**Task brief:** Scan the listing for "JSON" and copy out each line that has it.

^^^^^^^^

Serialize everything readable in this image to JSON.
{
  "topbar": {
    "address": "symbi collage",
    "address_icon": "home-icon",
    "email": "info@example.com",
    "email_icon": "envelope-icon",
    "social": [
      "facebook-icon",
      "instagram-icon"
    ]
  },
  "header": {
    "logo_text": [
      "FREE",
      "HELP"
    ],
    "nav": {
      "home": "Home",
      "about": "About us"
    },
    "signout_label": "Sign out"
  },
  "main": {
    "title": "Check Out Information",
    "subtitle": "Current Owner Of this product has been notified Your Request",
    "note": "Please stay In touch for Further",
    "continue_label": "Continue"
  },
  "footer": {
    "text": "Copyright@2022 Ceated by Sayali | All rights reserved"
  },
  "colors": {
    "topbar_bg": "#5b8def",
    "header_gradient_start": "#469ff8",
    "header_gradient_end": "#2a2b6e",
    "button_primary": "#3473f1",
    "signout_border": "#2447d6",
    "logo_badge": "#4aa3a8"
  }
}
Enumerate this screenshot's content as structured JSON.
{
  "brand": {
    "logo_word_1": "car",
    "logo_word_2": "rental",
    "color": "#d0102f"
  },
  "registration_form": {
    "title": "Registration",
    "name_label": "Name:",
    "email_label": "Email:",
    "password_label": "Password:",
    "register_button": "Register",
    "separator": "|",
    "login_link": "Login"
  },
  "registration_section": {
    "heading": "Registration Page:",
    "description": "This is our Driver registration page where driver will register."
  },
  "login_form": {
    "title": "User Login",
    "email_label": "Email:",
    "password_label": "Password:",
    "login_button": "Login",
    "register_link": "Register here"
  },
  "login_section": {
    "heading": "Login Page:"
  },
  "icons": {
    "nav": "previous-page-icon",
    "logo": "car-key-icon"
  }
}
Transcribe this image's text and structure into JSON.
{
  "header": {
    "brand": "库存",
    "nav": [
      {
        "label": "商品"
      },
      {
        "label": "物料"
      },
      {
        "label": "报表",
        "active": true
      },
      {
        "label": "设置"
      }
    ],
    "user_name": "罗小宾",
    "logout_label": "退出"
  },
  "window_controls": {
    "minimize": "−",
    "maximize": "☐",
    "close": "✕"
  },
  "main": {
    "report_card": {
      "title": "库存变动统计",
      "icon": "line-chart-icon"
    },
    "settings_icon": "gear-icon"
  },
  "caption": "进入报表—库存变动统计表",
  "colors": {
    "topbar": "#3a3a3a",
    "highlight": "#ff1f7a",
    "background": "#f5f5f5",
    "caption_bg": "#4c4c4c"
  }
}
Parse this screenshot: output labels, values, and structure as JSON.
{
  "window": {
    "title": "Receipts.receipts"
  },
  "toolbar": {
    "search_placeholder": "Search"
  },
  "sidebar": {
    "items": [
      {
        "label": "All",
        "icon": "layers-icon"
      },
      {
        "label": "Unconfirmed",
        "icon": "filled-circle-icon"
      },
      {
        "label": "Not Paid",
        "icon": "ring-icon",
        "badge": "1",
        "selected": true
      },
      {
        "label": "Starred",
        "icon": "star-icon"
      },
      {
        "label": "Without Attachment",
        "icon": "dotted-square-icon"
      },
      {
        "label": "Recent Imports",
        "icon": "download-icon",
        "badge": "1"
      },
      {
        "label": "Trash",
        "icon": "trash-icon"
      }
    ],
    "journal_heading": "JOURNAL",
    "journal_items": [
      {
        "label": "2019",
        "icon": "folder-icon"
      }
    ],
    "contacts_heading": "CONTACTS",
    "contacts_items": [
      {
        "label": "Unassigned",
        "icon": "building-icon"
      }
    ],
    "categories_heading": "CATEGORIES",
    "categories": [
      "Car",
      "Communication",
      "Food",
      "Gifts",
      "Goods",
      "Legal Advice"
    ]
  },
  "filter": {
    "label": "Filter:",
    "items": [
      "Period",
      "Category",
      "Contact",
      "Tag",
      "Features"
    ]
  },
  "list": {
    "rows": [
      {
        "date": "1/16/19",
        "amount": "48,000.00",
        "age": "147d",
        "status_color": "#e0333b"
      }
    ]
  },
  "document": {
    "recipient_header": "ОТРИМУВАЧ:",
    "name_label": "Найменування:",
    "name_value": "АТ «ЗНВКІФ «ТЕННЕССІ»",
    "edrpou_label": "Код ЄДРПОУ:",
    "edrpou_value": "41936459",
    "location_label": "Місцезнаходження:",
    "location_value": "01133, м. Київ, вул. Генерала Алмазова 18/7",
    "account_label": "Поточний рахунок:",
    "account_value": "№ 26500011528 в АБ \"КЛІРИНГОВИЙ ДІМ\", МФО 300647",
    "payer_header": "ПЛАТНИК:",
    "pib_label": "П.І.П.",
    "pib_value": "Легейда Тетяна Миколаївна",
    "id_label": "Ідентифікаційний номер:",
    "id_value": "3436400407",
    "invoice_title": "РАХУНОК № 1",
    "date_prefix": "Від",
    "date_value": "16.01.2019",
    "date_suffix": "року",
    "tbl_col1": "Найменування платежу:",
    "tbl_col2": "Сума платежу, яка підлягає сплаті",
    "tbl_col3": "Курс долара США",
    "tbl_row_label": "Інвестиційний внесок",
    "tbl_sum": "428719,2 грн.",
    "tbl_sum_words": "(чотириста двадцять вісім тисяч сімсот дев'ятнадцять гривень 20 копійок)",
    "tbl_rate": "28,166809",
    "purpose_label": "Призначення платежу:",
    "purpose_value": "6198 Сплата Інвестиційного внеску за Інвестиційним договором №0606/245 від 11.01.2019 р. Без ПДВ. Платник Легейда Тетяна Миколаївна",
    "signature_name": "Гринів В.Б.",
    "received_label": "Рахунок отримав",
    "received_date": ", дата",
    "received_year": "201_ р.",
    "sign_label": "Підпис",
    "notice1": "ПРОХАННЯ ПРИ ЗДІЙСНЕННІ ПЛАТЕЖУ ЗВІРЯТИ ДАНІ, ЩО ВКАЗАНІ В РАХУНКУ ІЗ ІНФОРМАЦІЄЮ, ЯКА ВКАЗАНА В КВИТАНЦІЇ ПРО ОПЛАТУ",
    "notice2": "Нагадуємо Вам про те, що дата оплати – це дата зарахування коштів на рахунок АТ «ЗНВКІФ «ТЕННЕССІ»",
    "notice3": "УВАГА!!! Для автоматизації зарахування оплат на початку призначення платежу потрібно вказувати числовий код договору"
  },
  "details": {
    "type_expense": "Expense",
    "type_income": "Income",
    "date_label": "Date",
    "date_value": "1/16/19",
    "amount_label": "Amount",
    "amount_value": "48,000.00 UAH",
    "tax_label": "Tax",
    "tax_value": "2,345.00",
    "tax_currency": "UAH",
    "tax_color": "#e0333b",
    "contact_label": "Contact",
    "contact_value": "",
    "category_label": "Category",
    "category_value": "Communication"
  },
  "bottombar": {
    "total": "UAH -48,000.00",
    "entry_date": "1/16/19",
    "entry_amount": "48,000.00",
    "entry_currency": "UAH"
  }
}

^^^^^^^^

**Solution to this exercise:**
Serialize everything readable in this image to JSON.
Enumerate this screenshot's content as structured JSON.
Transcribe this image's text and structure into JSON.
Parse this screenshot: output labels, values, and structure as JSON.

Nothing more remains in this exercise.